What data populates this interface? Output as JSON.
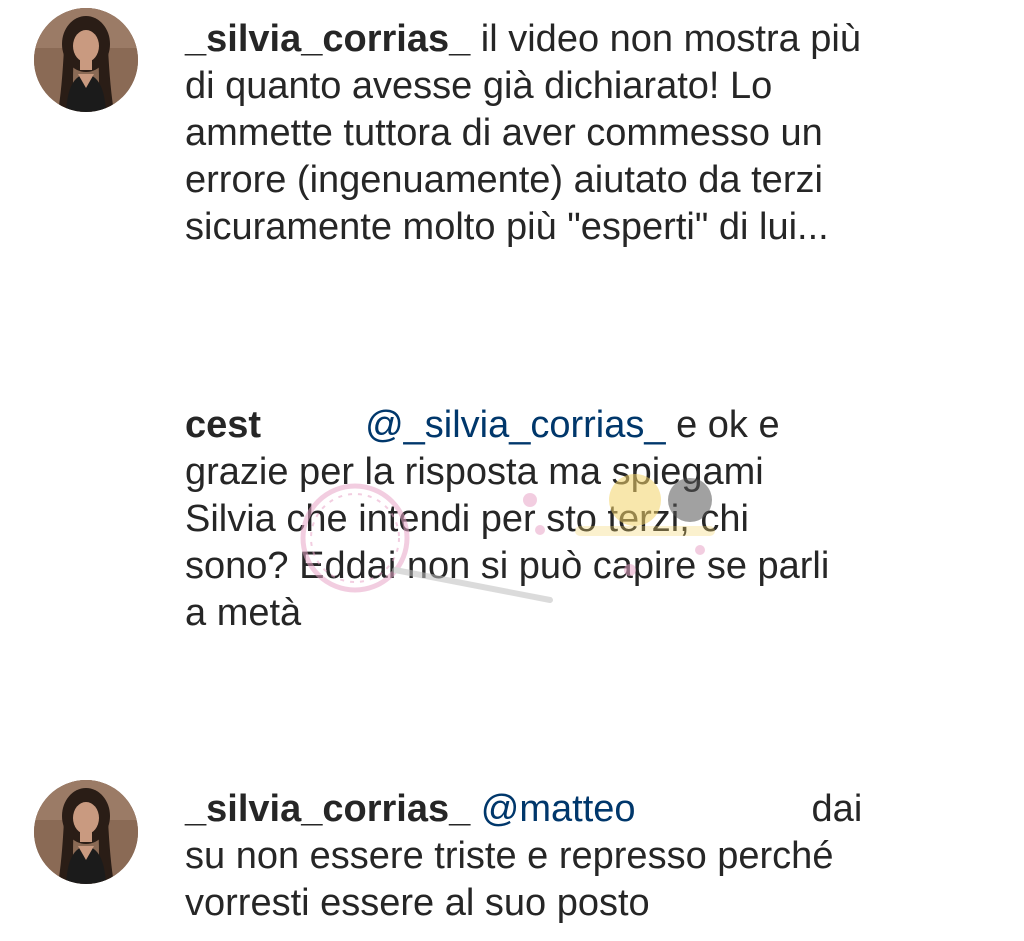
{
  "comments": [
    {
      "username": "_silvia_corrias_",
      "mention": "",
      "text": "il video non mostra più\ndi quanto avesse già dichiarato! Lo\nammette tuttora di aver commesso un\nerrore (ingenuamente) aiutato da terzi\nsicuramente molto più \"esperti\" di lui...",
      "has_avatar": true,
      "avatar_icon": "profile-photo"
    },
    {
      "username": "cest",
      "mention": "@_silvia_corrias_",
      "text": "e ok e\ngrazie per la risposta ma spiegami\nSilvia che intendi per sto terzi, chi\nsono? Eddai non si può capire se parli\na metà",
      "has_avatar": false
    },
    {
      "username": "_silvia_corrias_",
      "mention": "@matteo",
      "text": "dai\nsu non essere triste e represso perché\nvorresti essere al suo posto",
      "has_avatar": true,
      "avatar_icon": "profile-photo"
    }
  ],
  "watermark": {
    "icon": "watermark-logo",
    "colors": {
      "ring": "#e8a6c8",
      "accent": "#f4d46a"
    }
  },
  "colors": {
    "text": "#262626",
    "mention": "#00376b",
    "background": "#ffffff"
  }
}
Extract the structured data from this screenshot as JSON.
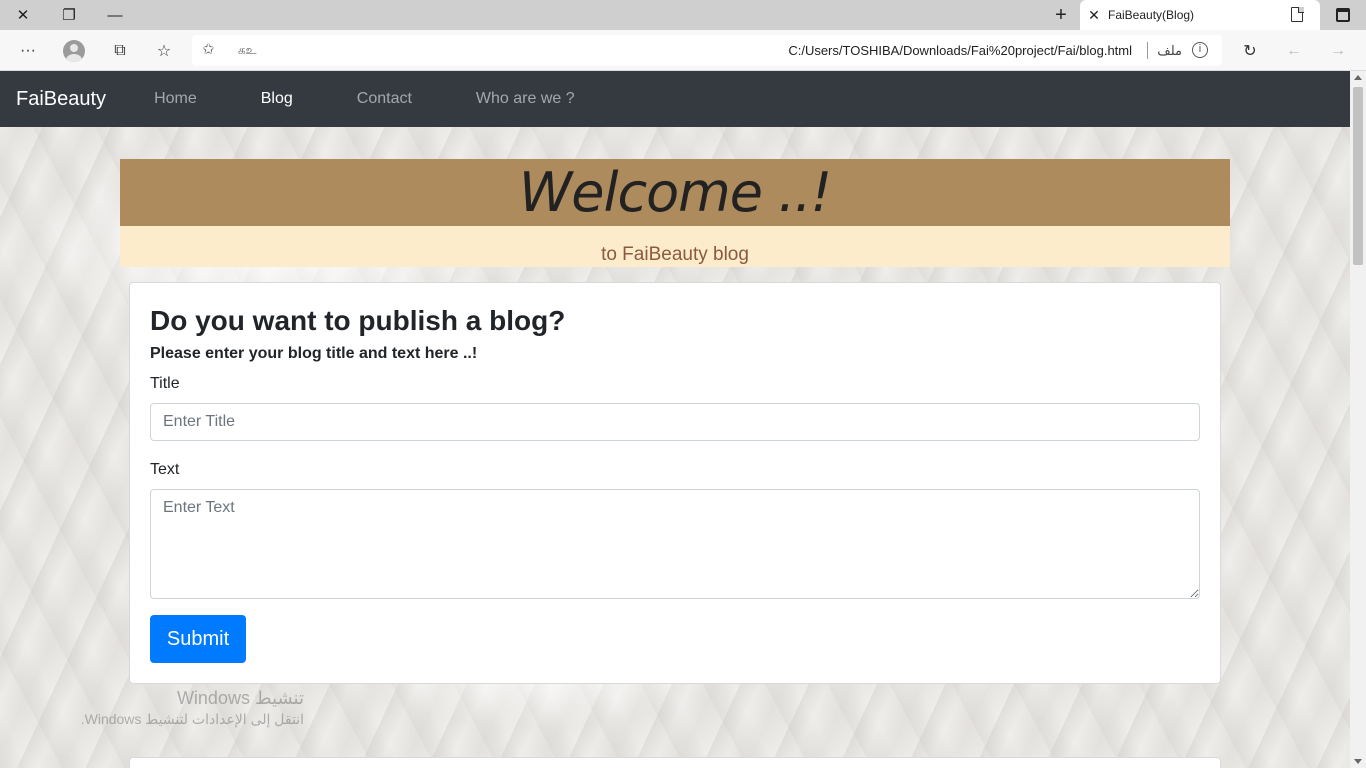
{
  "browser": {
    "tab_title": "FaiBeauty(Blog)",
    "tab_close": "✕",
    "new_tab": "+",
    "address_url": "C:/Users/TOSHIBA/Downloads/Fai%20project/Fai/blog.html",
    "address_file_label": "ملف",
    "address_lang": "கஉ",
    "info_glyph": "i",
    "window_close": "✕",
    "window_restore": "❐",
    "window_minimize": "—",
    "more_glyph": "···",
    "refresh_glyph": "↻",
    "back_glyph": "←",
    "forward_glyph": "→",
    "collections_glyph": "⧉",
    "favorites_glyph": "☆",
    "add_fav_glyph": "✩"
  },
  "nav": {
    "brand": "FaiBeauty",
    "items": [
      {
        "label": "Home",
        "active": false
      },
      {
        "label": "Blog",
        "active": true
      },
      {
        "label": "Contact",
        "active": false
      },
      {
        "label": "Who are we ?",
        "active": false
      }
    ]
  },
  "hero": {
    "welcome": "Welcome ..!",
    "subtitle": "to FaiBeauty blog",
    "band_color": "#ae8b5d",
    "sub_band_color": "#fdeccb"
  },
  "form": {
    "heading": "Do you want to publish a blog?",
    "instruction": "Please enter your blog title and text here ..!",
    "title_label": "Title",
    "title_placeholder": "Enter Title",
    "text_label": "Text",
    "text_placeholder": "Enter Text",
    "submit_label": "Submit",
    "submit_color": "#007bff"
  },
  "watermark": {
    "line1": "تنشيط Windows",
    "line2": "انتقل إلى الإعدادات لتنشيط Windows."
  }
}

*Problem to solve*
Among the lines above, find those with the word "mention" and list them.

*Answer section*
      "mention": "",
      "mention": "@_silvia_corrias_",
      "mention": "@matteo",
    "mention": "#00376b",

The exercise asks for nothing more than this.